Pennyroyal, which is toxic when taken internally, has many other uses around the house. Rub pennyroyal on the skin as an insect repellant. Since it has been known to irritate sensitive skin, test on a small patch of skin first. Rub pennyroyal on your dog's coat to deter fleas. Try placing a few leaves in your pet's bed, too. Plant under roses to retain moisture to repel aphids, and improve the overall health of rose bushes.
Add to flower boxes and hanging baskets for fragrance and beauty. All mints are good as cut flowers and foliage for indoor arrangements.
For potpourri recipes, go to this Frontier Herbs page .
Cautions Stay away from ingesting pure menthol or peppermint oil.
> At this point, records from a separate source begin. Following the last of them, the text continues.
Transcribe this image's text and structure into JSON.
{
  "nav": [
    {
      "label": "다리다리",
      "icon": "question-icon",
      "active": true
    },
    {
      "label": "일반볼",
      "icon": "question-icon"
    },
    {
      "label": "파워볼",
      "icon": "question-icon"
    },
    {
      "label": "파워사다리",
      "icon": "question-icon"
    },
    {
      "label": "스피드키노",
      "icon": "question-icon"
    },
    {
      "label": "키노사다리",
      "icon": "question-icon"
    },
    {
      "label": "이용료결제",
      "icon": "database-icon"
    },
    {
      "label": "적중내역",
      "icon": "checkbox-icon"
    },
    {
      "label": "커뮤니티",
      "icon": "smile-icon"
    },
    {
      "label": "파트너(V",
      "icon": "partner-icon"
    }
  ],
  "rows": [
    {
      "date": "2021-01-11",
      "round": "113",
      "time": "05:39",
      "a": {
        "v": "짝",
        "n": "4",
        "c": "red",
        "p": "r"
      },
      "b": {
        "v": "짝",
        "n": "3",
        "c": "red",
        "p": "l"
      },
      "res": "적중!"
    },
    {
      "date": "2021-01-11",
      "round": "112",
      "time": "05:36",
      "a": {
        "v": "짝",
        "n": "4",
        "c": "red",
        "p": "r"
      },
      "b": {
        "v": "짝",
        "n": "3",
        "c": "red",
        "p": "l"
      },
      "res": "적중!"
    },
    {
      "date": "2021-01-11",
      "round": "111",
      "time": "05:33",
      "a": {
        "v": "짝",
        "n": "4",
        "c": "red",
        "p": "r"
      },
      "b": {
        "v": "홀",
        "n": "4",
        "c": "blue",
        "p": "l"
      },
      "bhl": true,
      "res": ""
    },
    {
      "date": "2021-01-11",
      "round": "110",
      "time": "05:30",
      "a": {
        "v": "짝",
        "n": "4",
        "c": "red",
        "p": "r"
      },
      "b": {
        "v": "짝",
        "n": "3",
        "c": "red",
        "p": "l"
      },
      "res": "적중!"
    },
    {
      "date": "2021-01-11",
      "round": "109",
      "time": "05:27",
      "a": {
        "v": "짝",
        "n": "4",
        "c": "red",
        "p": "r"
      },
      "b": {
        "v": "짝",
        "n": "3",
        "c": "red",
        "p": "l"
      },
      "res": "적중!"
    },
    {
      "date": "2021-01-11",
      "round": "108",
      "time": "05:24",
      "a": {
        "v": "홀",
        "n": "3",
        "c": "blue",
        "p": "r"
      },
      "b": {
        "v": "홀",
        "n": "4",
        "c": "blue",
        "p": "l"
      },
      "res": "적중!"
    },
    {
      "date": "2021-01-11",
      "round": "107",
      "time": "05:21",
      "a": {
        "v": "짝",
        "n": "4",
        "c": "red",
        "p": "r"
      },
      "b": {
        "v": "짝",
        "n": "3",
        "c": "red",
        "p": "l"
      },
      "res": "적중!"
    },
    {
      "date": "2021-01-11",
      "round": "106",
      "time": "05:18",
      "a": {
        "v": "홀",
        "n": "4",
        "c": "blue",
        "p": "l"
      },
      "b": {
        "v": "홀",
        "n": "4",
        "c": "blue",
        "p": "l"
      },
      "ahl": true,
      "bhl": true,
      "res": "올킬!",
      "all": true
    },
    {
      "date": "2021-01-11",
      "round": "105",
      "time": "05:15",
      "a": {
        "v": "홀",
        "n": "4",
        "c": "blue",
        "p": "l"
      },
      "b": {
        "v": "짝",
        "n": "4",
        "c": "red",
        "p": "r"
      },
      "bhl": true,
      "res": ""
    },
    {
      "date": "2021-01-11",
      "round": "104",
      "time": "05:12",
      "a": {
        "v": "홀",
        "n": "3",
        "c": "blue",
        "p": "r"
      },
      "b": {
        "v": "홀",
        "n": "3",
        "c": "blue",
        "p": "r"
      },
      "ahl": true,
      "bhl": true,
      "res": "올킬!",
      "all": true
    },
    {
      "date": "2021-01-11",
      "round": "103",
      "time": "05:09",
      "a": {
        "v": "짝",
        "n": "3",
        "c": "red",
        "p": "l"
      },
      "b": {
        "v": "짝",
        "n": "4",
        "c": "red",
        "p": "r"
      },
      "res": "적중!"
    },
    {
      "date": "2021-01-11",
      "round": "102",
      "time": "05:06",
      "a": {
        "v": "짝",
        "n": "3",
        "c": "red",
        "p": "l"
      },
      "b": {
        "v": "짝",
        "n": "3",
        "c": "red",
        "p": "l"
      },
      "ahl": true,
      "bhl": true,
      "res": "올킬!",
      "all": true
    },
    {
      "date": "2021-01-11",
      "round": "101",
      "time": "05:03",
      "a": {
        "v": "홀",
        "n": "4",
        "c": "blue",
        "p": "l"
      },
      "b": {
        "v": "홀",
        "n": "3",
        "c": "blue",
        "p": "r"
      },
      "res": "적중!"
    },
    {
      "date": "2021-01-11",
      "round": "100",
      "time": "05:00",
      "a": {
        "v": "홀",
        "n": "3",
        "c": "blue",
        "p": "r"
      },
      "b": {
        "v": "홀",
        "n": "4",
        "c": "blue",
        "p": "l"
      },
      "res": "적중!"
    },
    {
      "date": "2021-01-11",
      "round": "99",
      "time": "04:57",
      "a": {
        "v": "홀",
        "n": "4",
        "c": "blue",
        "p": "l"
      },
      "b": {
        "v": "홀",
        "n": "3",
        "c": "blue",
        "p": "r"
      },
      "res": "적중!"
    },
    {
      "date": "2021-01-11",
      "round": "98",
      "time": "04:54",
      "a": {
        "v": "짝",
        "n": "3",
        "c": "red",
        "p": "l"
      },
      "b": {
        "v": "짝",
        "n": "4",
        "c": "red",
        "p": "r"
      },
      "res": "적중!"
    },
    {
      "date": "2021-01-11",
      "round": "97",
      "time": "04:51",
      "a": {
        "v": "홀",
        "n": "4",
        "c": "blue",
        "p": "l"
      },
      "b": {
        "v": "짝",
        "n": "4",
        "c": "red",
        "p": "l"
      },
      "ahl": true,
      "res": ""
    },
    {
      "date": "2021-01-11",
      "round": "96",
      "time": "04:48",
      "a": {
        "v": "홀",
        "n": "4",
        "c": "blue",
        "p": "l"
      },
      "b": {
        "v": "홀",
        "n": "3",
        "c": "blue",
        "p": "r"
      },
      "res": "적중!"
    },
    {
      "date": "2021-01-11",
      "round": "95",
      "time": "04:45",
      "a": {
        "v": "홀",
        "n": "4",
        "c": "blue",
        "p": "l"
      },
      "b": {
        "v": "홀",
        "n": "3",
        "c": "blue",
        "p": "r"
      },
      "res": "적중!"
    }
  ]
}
In this concentrated form, they are toxic if taken internally.
ROSEMARY MINT WINE JELLY
2 1/2 cups firmly packed fresh mint leaves 1/4 cup fresh rosemary leaves 2 cups dry white wine 1/4 cup fresh lemon juice plus additional if needed 3 1/2 cups sugar a 3-ounce pouch liquid pectin
In a food processor or blender blend together the mint, the rosemary, and 1 cup of the wine until the herbs are chopped fine and transfer the mixture to a bowl. In a small saucepan bring the remaining 1 cup wine to a boil, add it to the herb mixture, and let the herb mixture stand, covered, for 45 minutes. Strain the herb mixture through a sieve lined with several layers of rinsed and squeezed cheesecloth set over a large measuring cup, pressing hard on the solids, and add 1/4 cup of the lemon juice. (There should be exactly 2 cups liquid; if there is less add enough of the additional lemon juice to measure 2 cups liquid.) Transfer the liquid to a kettle, stir in the sugar, stirring until the mixture is combined well, and bring the mixture to a rolling boil over high heat, stirring constantly. Stir in the pectin quickly, bring the mixture again to a full rolling boil, stirring constantly, and boil it, stirring constantly, for 1 minute. Remove the kettle from the heat, skim off any foam with a large spoon, and ladle the mixture immediately into 4 sterilized 1/2-pint Mason-type jars, filling the jars to within 1/8 inch of the tops. Wipe the rims with a dampened cloth and seal the jars with the lids. Invert the jars for 5 minutes and turn them upright. (Instead of being inverted, the jars may be put in a water bath canner or on a rack set in a deep kettle. Add enough hot water to the canner or kettle to cover the jars by 1 to 2 inches and bring it to a boil. Process the jars, covered, for 5 minutes, transfer them with tongs to a rack, and let them cool completely.) Store the jars in a cool, dark place.
Makes four 1/2-pint jars.
(Gourmet: April 1990 )
About the Author Laurel Morris is a master gardener and herbalist from coastal North Carolina, specializing in use and preservation of garden produce. She writes a bi-monthly herb gardening column for Suite101.com, an internet guide.